Problem requirements ▸
Output all of the listing, leaving every line exactly as written.

━━━━

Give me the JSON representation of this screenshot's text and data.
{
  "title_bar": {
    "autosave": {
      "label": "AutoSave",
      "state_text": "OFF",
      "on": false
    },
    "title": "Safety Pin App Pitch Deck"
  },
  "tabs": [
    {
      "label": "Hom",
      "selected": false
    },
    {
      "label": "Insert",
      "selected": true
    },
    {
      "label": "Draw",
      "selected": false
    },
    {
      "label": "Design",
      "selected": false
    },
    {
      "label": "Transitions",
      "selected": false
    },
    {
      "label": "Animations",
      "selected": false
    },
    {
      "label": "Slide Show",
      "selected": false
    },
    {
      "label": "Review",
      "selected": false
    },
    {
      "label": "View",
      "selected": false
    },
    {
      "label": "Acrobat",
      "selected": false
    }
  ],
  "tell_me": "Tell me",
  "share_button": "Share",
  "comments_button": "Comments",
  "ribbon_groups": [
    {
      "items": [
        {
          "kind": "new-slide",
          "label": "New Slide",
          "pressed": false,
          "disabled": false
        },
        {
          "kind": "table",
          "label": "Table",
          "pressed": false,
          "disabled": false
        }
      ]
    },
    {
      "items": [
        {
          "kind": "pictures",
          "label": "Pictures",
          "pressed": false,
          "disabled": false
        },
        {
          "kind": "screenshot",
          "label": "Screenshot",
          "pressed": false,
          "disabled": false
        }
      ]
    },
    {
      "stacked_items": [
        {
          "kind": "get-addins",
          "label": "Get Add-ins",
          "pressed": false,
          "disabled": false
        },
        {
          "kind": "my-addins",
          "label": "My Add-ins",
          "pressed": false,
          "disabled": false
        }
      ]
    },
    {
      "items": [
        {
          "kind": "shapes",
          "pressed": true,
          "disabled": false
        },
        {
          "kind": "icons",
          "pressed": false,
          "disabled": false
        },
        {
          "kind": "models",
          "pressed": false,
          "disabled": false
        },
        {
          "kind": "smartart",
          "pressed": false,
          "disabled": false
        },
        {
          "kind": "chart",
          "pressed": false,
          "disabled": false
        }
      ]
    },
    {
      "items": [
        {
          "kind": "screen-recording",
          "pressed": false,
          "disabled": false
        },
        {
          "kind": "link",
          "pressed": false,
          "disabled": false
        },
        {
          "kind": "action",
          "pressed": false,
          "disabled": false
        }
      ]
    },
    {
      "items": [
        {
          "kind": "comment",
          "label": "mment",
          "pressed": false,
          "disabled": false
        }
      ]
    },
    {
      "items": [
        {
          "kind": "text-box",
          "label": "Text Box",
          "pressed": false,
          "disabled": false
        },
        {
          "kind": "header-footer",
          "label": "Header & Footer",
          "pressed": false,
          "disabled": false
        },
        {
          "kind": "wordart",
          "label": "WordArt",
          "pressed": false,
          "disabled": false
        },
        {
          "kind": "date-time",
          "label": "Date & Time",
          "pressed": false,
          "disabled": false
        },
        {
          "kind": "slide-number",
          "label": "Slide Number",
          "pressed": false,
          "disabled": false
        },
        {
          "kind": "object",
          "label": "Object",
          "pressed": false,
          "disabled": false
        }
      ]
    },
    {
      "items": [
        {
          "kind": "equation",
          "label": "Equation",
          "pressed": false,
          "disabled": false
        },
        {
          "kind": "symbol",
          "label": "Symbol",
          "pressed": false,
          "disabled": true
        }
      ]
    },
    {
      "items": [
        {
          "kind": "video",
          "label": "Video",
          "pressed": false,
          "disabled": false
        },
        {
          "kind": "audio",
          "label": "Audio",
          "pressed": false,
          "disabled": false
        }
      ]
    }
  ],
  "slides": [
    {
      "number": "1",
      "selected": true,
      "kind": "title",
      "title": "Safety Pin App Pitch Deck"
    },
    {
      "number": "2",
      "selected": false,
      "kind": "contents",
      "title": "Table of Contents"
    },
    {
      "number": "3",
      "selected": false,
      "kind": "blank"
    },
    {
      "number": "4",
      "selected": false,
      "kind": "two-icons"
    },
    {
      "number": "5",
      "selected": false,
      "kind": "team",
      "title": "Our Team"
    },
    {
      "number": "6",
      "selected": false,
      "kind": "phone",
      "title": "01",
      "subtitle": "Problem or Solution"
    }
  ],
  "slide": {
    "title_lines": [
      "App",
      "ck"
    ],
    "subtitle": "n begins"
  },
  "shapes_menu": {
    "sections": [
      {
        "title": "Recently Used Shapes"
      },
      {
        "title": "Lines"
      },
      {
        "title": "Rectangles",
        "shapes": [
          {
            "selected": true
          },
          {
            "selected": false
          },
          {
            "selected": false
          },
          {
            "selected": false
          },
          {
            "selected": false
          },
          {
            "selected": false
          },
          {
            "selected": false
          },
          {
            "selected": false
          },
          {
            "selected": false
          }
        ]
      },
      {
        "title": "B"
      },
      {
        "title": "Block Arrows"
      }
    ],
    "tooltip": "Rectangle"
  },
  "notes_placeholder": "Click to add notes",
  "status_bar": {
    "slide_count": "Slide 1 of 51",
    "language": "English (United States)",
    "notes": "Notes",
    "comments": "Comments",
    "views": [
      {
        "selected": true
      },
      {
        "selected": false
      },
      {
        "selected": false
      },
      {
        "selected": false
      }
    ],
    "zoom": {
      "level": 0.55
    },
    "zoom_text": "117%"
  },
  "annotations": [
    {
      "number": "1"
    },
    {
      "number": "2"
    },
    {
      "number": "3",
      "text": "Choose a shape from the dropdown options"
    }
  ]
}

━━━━

Solution to the exercise ▸
Give me the JSON representation of this screenshot's text and data.
{
  "title_bar": {
    "autosave": {
      "label": "AutoSave",
      "state_text": "OFF",
      "on": false
    },
    "title": "Safety Pin App Pitch Deck"
  },
  "tabs": [
    {
      "label": "Hom",
      "selected": false
    },
    {
      "label": "Insert",
      "selected": true
    },
    {
      "label": "Draw",
      "selected": false
    },
    {
      "label": "Design",
      "selected": false
    },
    {
      "label": "Transitions",
      "selected": false
    },
    {
      "label": "Animations",
      "selected": false
    },
    {
      "label": "Slide Show",
      "selected": false
    },
    {
      "label": "Review",
      "selected": false
    },
    {
      "label": "View",
      "selected": false
    },
    {
      "label": "Acrobat",
      "selected": false
    }
  ],
  "tell_me": "Tell me",
  "share_button": "Share",
  "comments_button": "Comments",
  "ribbon_groups": [
    {
      "items": [
        {
          "kind": "new-slide",
          "label": "New Slide",
          "pressed": false,
          "disabled": false
        },
        {
          "kind": "table",
          "label": "Table",
          "pressed": false,
          "disabled": false
        }
      ]
    },
    {
      "items": [
        {
          "kind": "pictures",
          "label": "Pictures",
          "pressed": false,
          "disabled": false
        },
        {
          "kind": "screenshot",
          "label": "Screenshot",
          "pressed": false,
          "disabled": false
        }
      ]
    },
    {
      "stacked_items": [
        {
          "kind": "get-addins",
          "label": "Get Add-ins",
          "pressed": false,
          "disabled": false
        },
        {
          "kind": "my-addins",
          "label": "My Add-ins",
          "pressed": false,
          "disabled": false
        }
      ]
    },
    {
      "items": [
        {
          "kind": "shapes",
          "pressed": true,
          "disabled": false
        },
        {
          "kind": "icons",
          "pressed": false,
          "disabled": false
        },
        {
          "kind": "models",
          "pressed": false,
          "disabled": false
        },
        {
          "kind": "smartart",
          "pressed": false,
          "disabled": false
        },
        {
          "kind": "chart",
          "pressed": false,
          "disabled": false
        }
      ]
    },
    {
      "items": [
        {
          "kind": "screen-recording",
          "pressed": false,
          "disabled": false
        },
        {
          "kind": "link",
          "pressed": false,
          "disabled": false
        },
        {
          "kind": "action",
          "pressed": false,
          "disabled": false
        }
      ]
    },
    {
      "items": [
        {
          "kind": "comment",
          "label": "mment",
          "pressed": false,
          "disabled": false
        }
      ]
    },
    {
      "items": [
        {
          "kind": "text-box",
          "label": "Text Box",
          "pressed": false,
          "disabled": false
        },
        {
          "kind": "header-footer",
          "label": "Header & Footer",
          "pressed": false,
          "disabled": false
        },
        {
          "kind": "wordart",
          "label": "WordArt",
          "pressed": false,
          "disabled": false
        },
        {
          "kind": "date-time",
          "label": "Date & Time",
          "pressed": false,
          "disabled": false
        },
        {
          "kind": "slide-number",
          "label": "Slide Number",
          "pressed": false,
          "disabled": false
        },
        {
          "kind": "object",
          "label": "Object",
          "pressed": false,
          "disabled": false
        }
      ]
    },
    {
      "items": [
        {
          "kind": "equation",
          "label": "Equation",
          "pressed": false,
          "disabled": false
        },
        {
          "kind": "symbol",
          "label": "Symbol",
          "pressed": false,
          "disabled": true
        }
      ]
    },
    {
      "items": [
        {
          "kind": "video",
          "label": "Video",
          "pressed": false,
          "disabled": false
        },
        {
          "kind": "audio",
          "label": "Audio",
          "pressed": false,
          "disabled": false
        }
      ]
    }
  ],
  "slides": [
    {
      "number": "1",
      "selected": true,
      "kind": "title",
      "title": "Safety Pin App Pitch Deck"
    },
    {
      "number": "2",
      "selected": false,
      "kind": "contents",
      "title": "Table of Contents"
    },
    {
      "number": "3",
      "selected": false,
      "kind": "blank"
    },
    {
      "number": "4",
      "selected": false,
      "kind": "two-icons"
    },
    {
      "number": "5",
      "selected": false,
      "kind": "team",
      "title": "Our Team"
    },
    {
      "number": "6",
      "selected": false,
      "kind": "phone",
      "title": "01",
      "subtitle": "Problem or Solution"
    }
  ],
  "slide": {
    "title_lines": [
      "App",
      "ck"
    ],
    "subtitle": "n begins"
  },
  "shapes_menu": {
    "sections": [
      {
        "title": "Recently Used Shapes"
      },
      {
        "title": "Lines"
      },
      {
        "title": "Rectangles",
        "shapes": [
          {
            "selected": true
          },
          {
            "selected": false
          },
          {
            "selected": false
          },
          {
            "selected": false
          },
          {
            "selected": false
          },
          {
            "selected": false
          },
          {
            "selected": false
          },
          {
            "selected": false
          },
          {
            "selected": false
          }
        ]
      },
      {
        "title": "B"
      },
      {
        "title": "Block Arrows"
      }
    ],
    "tooltip": "Rectangle"
  },
  "notes_placeholder": "Click to add notes",
  "status_bar": {
    "slide_count": "Slide 1 of 51",
    "language": "English (United States)",
    "notes": "Notes",
    "comments": "Comments",
    "views": [
      {
        "selected": true
      },
      {
        "selected": false
      },
      {
        "selected": false
      },
      {
        "selected": false
      }
    ],
    "zoom": {
      "level": 0.55
    },
    "zoom_text": "117%"
  },
  "annotations": [
    {
      "number": "1"
    },
    {
      "number": "2"
    },
    {
      "number": "3",
      "text": "Choose a shape from the dropdown options"
    }
  ]
}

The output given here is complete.